With support from the Chemical Measurement and Imaging Program in the Division of Chemistry and the Systems and Synthetic Biology program in the Division of Molecular and Cellular Biosciences, Professor Cheng at Boston University is developing an imaging tool to examine chemical species at a micron resolution, in a three-dimensional (3D) fashion, and at high speed. Professor Cheng envisions the technique he develops can be used to monitor small biomolecules in cells and understand their metabolism in situ. Professor Cheng plans to make the technique, once developed, available to other users through commercialization. In addition to working with students on the project, Professor Cheng also provides summer research opportunities to undergraduate students. He also organizes a 2-day workshop to teach students about label-free spectroscopic imaging and develops a lab module on the concept of chemical microscopy.
Volumetric imaging enables quantitative and global measurements of a 3D complex system. It allows quantitation of molecules in the whole volume of a specimen, and has proven to be invaluable in the studies of cell metabolism, brain function, and developmental biology. The simplest way to image a volume is through optical sectioning in the axial direction. Such a method requires tightly focused laser beams and good axial sectioning capability. One approach for volumetric imaging is through tomography, in which images are collected from many different angles around the sample. The 3D information can be then reconstructed using the angle-dependent images. Professor Cheng develops a Bessel-beam-based stimulated Raman projection (SRP) microscopy and tomography for high-speed volumetric chemical imaging. The SRP method is built upon the concept that the detected signal is an integration of SRS intensity along the Rayleigh length of the input Bessel beams, which remain their focuses along axial direction for a long distance. Compared to the Gaussian beam SRS microscopy, the Bessel beam SRP microscopy is able to quantify the total chemical compositions of a 3D volume in a 2D scan. Professor Cheng plans to integrate a two-day workshop on label-free spectroscopic imaging with the annual symposium of the Boston University's Photonics Center to present innovations in label-free chemical imaging to ~250 scientists attending this symposium. Furthermore, Professor Cheng leverages Boston University's CityLab to connect with middle and high school students and teachers.

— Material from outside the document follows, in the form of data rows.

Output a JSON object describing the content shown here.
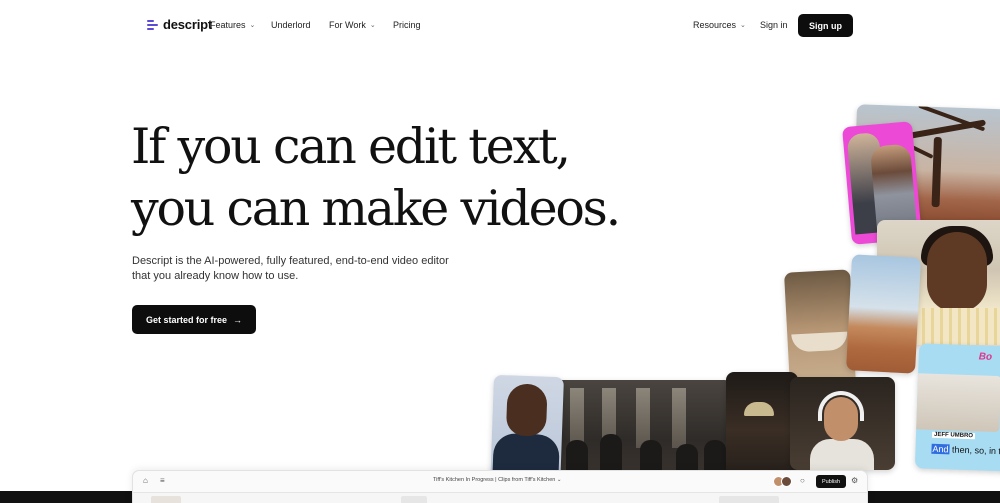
{
  "nav": {
    "logo_text": "descript",
    "items": [
      {
        "label": "Features",
        "has_dropdown": true
      },
      {
        "label": "Underlord",
        "has_dropdown": false
      },
      {
        "label": "For Work",
        "has_dropdown": true
      },
      {
        "label": "Pricing",
        "has_dropdown": false
      }
    ],
    "resources": {
      "label": "Resources",
      "has_dropdown": true
    },
    "sign_in": "Sign in",
    "sign_up": "Sign up",
    "chevron": "⌄"
  },
  "hero": {
    "title_line1": "If you can edit text,",
    "title_line2": "you can make videos.",
    "subtitle_line1": "Descript is the AI-powered, fully featured, end-to-end video editor",
    "subtitle_line2": "that you already know how to use.",
    "cta_label": "Get started for free",
    "cta_arrow": "→"
  },
  "collage": {
    "caption_name": "JEFF UMBRO",
    "caption_highlight": "And",
    "caption_rest": " then, so, in th",
    "caption_tag": "Bo"
  },
  "app_preview": {
    "breadcrumb": "Tiff's Kitchen In Progress  |  Clips from Tiff's Kitchen ⌄",
    "publish_label": "Publish",
    "home_icon": "⌂",
    "menu_icon": "≡",
    "comment_icon": "○",
    "settings_icon": "⚙"
  },
  "colors": {
    "brand": "#5b4bd6",
    "button_dark": "#0d0d0d",
    "caption_highlight": "#2f6de1",
    "pink_card": "#ec4ad6",
    "caption_card": "#a7dcf3"
  }
}
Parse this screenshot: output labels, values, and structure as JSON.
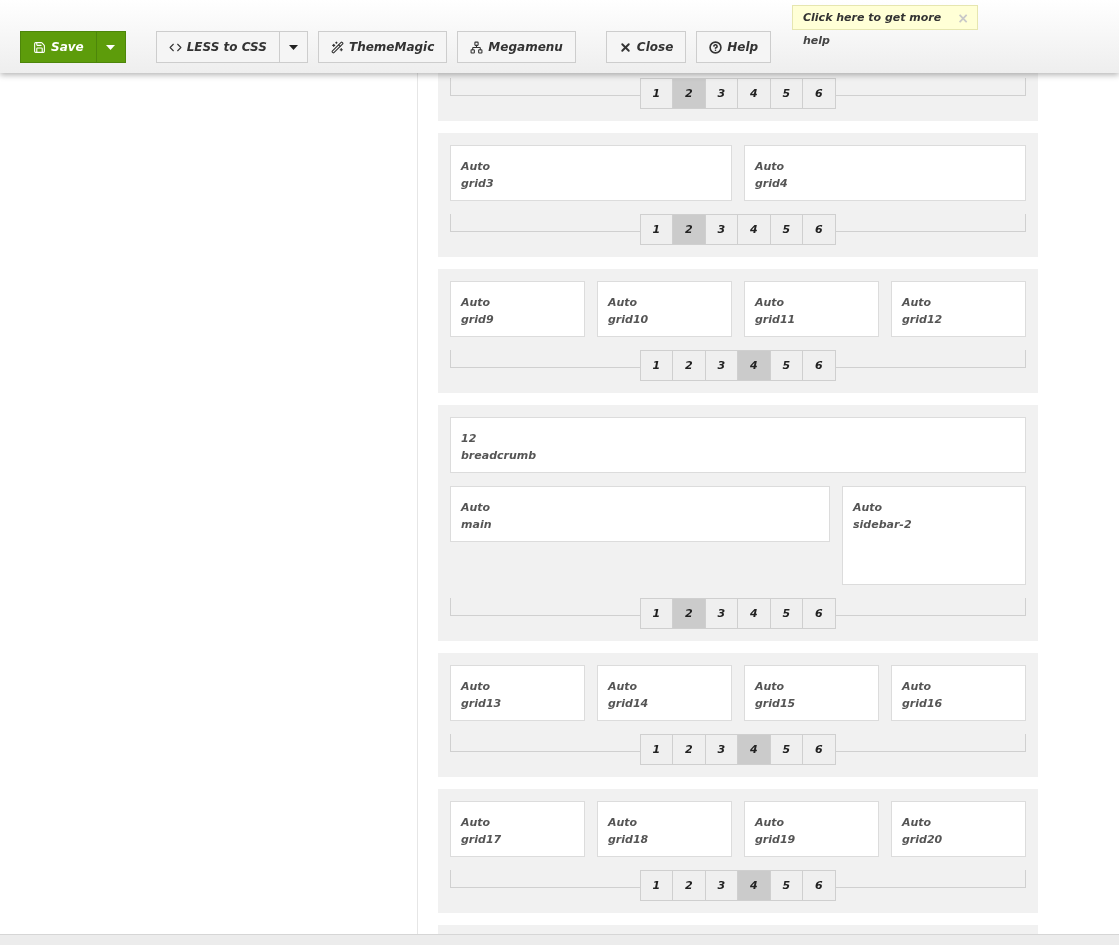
{
  "toolbar": {
    "groups": [
      [
        {
          "label": "Save",
          "kind": "primary",
          "split": true
        }
      ],
      [
        {
          "label": "LESS to CSS",
          "kind": "default",
          "split": true
        },
        {
          "label": "ThemeMagic",
          "kind": "default",
          "split": false
        },
        {
          "label": "Megamenu",
          "kind": "default",
          "split": false
        }
      ],
      [
        {
          "label": "Close",
          "kind": "default",
          "split": false
        },
        {
          "label": "Help",
          "kind": "default",
          "split": false
        }
      ]
    ]
  },
  "tooltip": {
    "text": "Click here to get more",
    "continuation": "help",
    "close": "×"
  },
  "sections": [
    {
      "kind": "grid",
      "pages": [
        {
          "label": "1",
          "selected": false
        },
        {
          "label": "2",
          "selected": true
        },
        {
          "label": "3",
          "selected": false
        },
        {
          "label": "4",
          "selected": false
        },
        {
          "label": "5",
          "selected": false
        },
        {
          "label": "6",
          "selected": false
        }
      ]
    },
    {
      "kind": "grid",
      "rows": [
        [
          {
            "size": "Auto",
            "name": "grid3"
          },
          {
            "size": "Auto",
            "name": "grid4"
          }
        ]
      ],
      "pages": [
        {
          "label": "1",
          "selected": false
        },
        {
          "label": "2",
          "selected": true
        },
        {
          "label": "3",
          "selected": false
        },
        {
          "label": "4",
          "selected": false
        },
        {
          "label": "5",
          "selected": false
        },
        {
          "label": "6",
          "selected": false
        }
      ]
    },
    {
      "kind": "grid",
      "rows": [
        [
          {
            "size": "Auto",
            "name": "grid9"
          },
          {
            "size": "Auto",
            "name": "grid10"
          },
          {
            "size": "Auto",
            "name": "grid11"
          },
          {
            "size": "Auto",
            "name": "grid12"
          }
        ]
      ],
      "pages": [
        {
          "label": "1",
          "selected": false
        },
        {
          "label": "2",
          "selected": false
        },
        {
          "label": "3",
          "selected": false
        },
        {
          "label": "4",
          "selected": true
        },
        {
          "label": "5",
          "selected": false
        },
        {
          "label": "6",
          "selected": false
        }
      ]
    },
    {
      "kind": "content",
      "rows": [
        [
          {
            "size": "12",
            "name": "breadcrumb"
          }
        ],
        [
          {
            "size": "Auto",
            "name": "main"
          },
          {
            "size": "Auto",
            "name": "sidebar-2"
          }
        ]
      ],
      "pages": [
        {
          "label": "1",
          "selected": false
        },
        {
          "label": "2",
          "selected": true
        },
        {
          "label": "3",
          "selected": false
        },
        {
          "label": "4",
          "selected": false
        },
        {
          "label": "5",
          "selected": false
        },
        {
          "label": "6",
          "selected": false
        }
      ]
    },
    {
      "kind": "grid",
      "rows": [
        [
          {
            "size": "Auto",
            "name": "grid13"
          },
          {
            "size": "Auto",
            "name": "grid14"
          },
          {
            "size": "Auto",
            "name": "grid15"
          },
          {
            "size": "Auto",
            "name": "grid16"
          }
        ]
      ],
      "pages": [
        {
          "label": "1",
          "selected": false
        },
        {
          "label": "2",
          "selected": false
        },
        {
          "label": "3",
          "selected": false
        },
        {
          "label": "4",
          "selected": true
        },
        {
          "label": "5",
          "selected": false
        },
        {
          "label": "6",
          "selected": false
        }
      ]
    },
    {
      "kind": "grid",
      "rows": [
        [
          {
            "size": "Auto",
            "name": "grid17"
          },
          {
            "size": "Auto",
            "name": "grid18"
          },
          {
            "size": "Auto",
            "name": "grid19"
          },
          {
            "size": "Auto",
            "name": "grid20"
          }
        ]
      ],
      "pages": [
        {
          "label": "1",
          "selected": false
        },
        {
          "label": "2",
          "selected": false
        },
        {
          "label": "3",
          "selected": false
        },
        {
          "label": "4",
          "selected": true
        },
        {
          "label": "5",
          "selected": false
        },
        {
          "label": "6",
          "selected": false
        }
      ]
    },
    {
      "kind": "grid"
    }
  ]
}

This award reflects NSF's statutory mission and has been deemed worthy of support through evaluation using the Foundation's intellectual merit and broader impacts review criteria.